**Work instructions:** Word for word, retype every line of the data.

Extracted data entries
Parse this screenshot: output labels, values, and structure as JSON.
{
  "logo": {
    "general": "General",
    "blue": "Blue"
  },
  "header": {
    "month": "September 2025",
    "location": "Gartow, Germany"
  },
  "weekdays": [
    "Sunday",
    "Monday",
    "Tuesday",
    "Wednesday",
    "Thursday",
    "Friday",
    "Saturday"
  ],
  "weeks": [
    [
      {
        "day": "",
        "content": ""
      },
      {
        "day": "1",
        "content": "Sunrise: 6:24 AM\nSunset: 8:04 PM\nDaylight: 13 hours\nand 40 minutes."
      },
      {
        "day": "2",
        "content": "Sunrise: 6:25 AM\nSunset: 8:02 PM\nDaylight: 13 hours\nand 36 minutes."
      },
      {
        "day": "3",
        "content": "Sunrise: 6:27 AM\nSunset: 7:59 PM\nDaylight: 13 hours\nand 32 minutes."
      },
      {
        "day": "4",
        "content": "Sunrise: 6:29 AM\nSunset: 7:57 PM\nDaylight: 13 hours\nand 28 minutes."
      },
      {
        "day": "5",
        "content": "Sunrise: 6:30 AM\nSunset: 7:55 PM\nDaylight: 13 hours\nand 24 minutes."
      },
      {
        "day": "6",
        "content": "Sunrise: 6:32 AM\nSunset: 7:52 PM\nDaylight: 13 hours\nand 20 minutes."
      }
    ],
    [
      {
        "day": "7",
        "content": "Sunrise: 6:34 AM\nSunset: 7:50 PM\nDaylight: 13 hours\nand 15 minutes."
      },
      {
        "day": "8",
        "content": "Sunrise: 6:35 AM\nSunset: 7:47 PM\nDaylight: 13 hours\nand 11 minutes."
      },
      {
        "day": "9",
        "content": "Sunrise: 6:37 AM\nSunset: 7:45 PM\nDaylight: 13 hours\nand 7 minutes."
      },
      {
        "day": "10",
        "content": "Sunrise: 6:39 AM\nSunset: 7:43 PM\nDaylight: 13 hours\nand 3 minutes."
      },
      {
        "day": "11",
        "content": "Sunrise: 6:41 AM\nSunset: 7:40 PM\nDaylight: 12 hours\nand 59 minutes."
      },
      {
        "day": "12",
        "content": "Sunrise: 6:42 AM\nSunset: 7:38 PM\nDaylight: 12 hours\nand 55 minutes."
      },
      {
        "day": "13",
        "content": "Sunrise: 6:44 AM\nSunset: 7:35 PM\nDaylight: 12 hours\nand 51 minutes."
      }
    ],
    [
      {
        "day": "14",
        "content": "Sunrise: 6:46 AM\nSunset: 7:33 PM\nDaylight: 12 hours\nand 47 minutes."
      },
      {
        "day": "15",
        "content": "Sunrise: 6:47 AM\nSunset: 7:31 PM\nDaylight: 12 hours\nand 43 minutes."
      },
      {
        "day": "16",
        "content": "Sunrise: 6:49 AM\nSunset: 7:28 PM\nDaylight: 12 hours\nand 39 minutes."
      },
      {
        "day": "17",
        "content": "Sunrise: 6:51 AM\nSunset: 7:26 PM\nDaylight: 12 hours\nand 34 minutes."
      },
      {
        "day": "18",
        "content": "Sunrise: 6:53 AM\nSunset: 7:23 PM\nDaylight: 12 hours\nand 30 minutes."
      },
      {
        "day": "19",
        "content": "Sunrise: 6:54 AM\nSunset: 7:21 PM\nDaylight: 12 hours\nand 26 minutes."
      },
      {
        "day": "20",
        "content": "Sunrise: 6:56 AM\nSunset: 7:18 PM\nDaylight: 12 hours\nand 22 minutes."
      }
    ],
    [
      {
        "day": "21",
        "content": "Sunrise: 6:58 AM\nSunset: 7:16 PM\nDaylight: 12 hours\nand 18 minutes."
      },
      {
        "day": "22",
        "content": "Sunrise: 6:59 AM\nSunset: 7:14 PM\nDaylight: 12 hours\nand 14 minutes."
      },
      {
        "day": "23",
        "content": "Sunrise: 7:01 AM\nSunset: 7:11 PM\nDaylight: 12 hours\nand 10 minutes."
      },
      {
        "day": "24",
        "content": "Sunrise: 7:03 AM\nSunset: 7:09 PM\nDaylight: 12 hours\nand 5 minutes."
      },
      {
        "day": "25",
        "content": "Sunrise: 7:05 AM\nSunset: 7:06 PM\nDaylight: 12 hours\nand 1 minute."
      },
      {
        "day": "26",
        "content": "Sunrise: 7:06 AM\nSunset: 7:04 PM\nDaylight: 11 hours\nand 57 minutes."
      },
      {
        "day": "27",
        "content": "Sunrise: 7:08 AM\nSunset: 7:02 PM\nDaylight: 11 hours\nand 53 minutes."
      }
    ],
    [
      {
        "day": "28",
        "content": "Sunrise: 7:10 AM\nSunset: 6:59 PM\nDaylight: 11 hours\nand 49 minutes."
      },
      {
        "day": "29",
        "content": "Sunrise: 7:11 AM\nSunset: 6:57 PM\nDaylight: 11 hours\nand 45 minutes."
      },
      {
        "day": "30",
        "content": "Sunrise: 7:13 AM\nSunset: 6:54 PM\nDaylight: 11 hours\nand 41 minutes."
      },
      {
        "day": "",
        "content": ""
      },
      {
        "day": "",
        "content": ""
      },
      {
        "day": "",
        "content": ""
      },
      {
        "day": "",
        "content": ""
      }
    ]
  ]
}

**Answer to the problem:**
Parse this screenshot: output labels, values, and structure as JSON.
{
  "logo": {
    "general": "General",
    "blue": "Blue"
  },
  "header": {
    "month": "September 2025",
    "location": "Gartow, Germany"
  },
  "weekdays": [
    "Sunday",
    "Monday",
    "Tuesday",
    "Wednesday",
    "Thursday",
    "Friday",
    "Saturday"
  ],
  "weeks": [
    [
      {
        "day": "",
        "content": ""
      },
      {
        "day": "1",
        "content": "Sunrise: 6:24 AM\nSunset: 8:04 PM\nDaylight: 13 hours\nand 40 minutes."
      },
      {
        "day": "2",
        "content": "Sunrise: 6:25 AM\nSunset: 8:02 PM\nDaylight: 13 hours\nand 36 minutes."
      },
      {
        "day": "3",
        "content": "Sunrise: 6:27 AM\nSunset: 7:59 PM\nDaylight: 13 hours\nand 32 minutes."
      },
      {
        "day": "4",
        "content": "Sunrise: 6:29 AM\nSunset: 7:57 PM\nDaylight: 13 hours\nand 28 minutes."
      },
      {
        "day": "5",
        "content": "Sunrise: 6:30 AM\nSunset: 7:55 PM\nDaylight: 13 hours\nand 24 minutes."
      },
      {
        "day": "6",
        "content": "Sunrise: 6:32 AM\nSunset: 7:52 PM\nDaylight: 13 hours\nand 20 minutes."
      }
    ],
    [
      {
        "day": "7",
        "content": "Sunrise: 6:34 AM\nSunset: 7:50 PM\nDaylight: 13 hours\nand 15 minutes."
      },
      {
        "day": "8",
        "content": "Sunrise: 6:35 AM\nSunset: 7:47 PM\nDaylight: 13 hours\nand 11 minutes."
      },
      {
        "day": "9",
        "content": "Sunrise: 6:37 AM\nSunset: 7:45 PM\nDaylight: 13 hours\nand 7 minutes."
      },
      {
        "day": "10",
        "content": "Sunrise: 6:39 AM\nSunset: 7:43 PM\nDaylight: 13 hours\nand 3 minutes."
      },
      {
        "day": "11",
        "content": "Sunrise: 6:41 AM\nSunset: 7:40 PM\nDaylight: 12 hours\nand 59 minutes."
      },
      {
        "day": "12",
        "content": "Sunrise: 6:42 AM\nSunset: 7:38 PM\nDaylight: 12 hours\nand 55 minutes."
      },
      {
        "day": "13",
        "content": "Sunrise: 6:44 AM\nSunset: 7:35 PM\nDaylight: 12 hours\nand 51 minutes."
      }
    ],
    [
      {
        "day": "14",
        "content": "Sunrise: 6:46 AM\nSunset: 7:33 PM\nDaylight: 12 hours\nand 47 minutes."
      },
      {
        "day": "15",
        "content": "Sunrise: 6:47 AM\nSunset: 7:31 PM\nDaylight: 12 hours\nand 43 minutes."
      },
      {
        "day": "16",
        "content": "Sunrise: 6:49 AM\nSunset: 7:28 PM\nDaylight: 12 hours\nand 39 minutes."
      },
      {
        "day": "17",
        "content": "Sunrise: 6:51 AM\nSunset: 7:26 PM\nDaylight: 12 hours\nand 34 minutes."
      },
      {
        "day": "18",
        "content": "Sunrise: 6:53 AM\nSunset: 7:23 PM\nDaylight: 12 hours\nand 30 minutes."
      },
      {
        "day": "19",
        "content": "Sunrise: 6:54 AM\nSunset: 7:21 PM\nDaylight: 12 hours\nand 26 minutes."
      },
      {
        "day": "20",
        "content": "Sunrise: 6:56 AM\nSunset: 7:18 PM\nDaylight: 12 hours\nand 22 minutes."
      }
    ],
    [
      {
        "day": "21",
        "content": "Sunrise: 6:58 AM\nSunset: 7:16 PM\nDaylight: 12 hours\nand 18 minutes."
      },
      {
        "day": "22",
        "content": "Sunrise: 6:59 AM\nSunset: 7:14 PM\nDaylight: 12 hours\nand 14 minutes."
      },
      {
        "day": "23",
        "content": "Sunrise: 7:01 AM\nSunset: 7:11 PM\nDaylight: 12 hours\nand 10 minutes."
      },
      {
        "day": "24",
        "content": "Sunrise: 7:03 AM\nSunset: 7:09 PM\nDaylight: 12 hours\nand 5 minutes."
      },
      {
        "day": "25",
        "content": "Sunrise: 7:05 AM\nSunset: 7:06 PM\nDaylight: 12 hours\nand 1 minute."
      },
      {
        "day": "26",
        "content": "Sunrise: 7:06 AM\nSunset: 7:04 PM\nDaylight: 11 hours\nand 57 minutes."
      },
      {
        "day": "27",
        "content": "Sunrise: 7:08 AM\nSunset: 7:02 PM\nDaylight: 11 hours\nand 53 minutes."
      }
    ],
    [
      {
        "day": "28",
        "content": "Sunrise: 7:10 AM\nSunset: 6:59 PM\nDaylight: 11 hours\nand 49 minutes."
      },
      {
        "day": "29",
        "content": "Sunrise: 7:11 AM\nSunset: 6:57 PM\nDaylight: 11 hours\nand 45 minutes."
      },
      {
        "day": "30",
        "content": "Sunrise: 7:13 AM\nSunset: 6:54 PM\nDaylight: 11 hours\nand 41 minutes."
      },
      {
        "day": "",
        "content": ""
      },
      {
        "day": "",
        "content": ""
      },
      {
        "day": "",
        "content": ""
      },
      {
        "day": "",
        "content": ""
      }
    ]
  ]
}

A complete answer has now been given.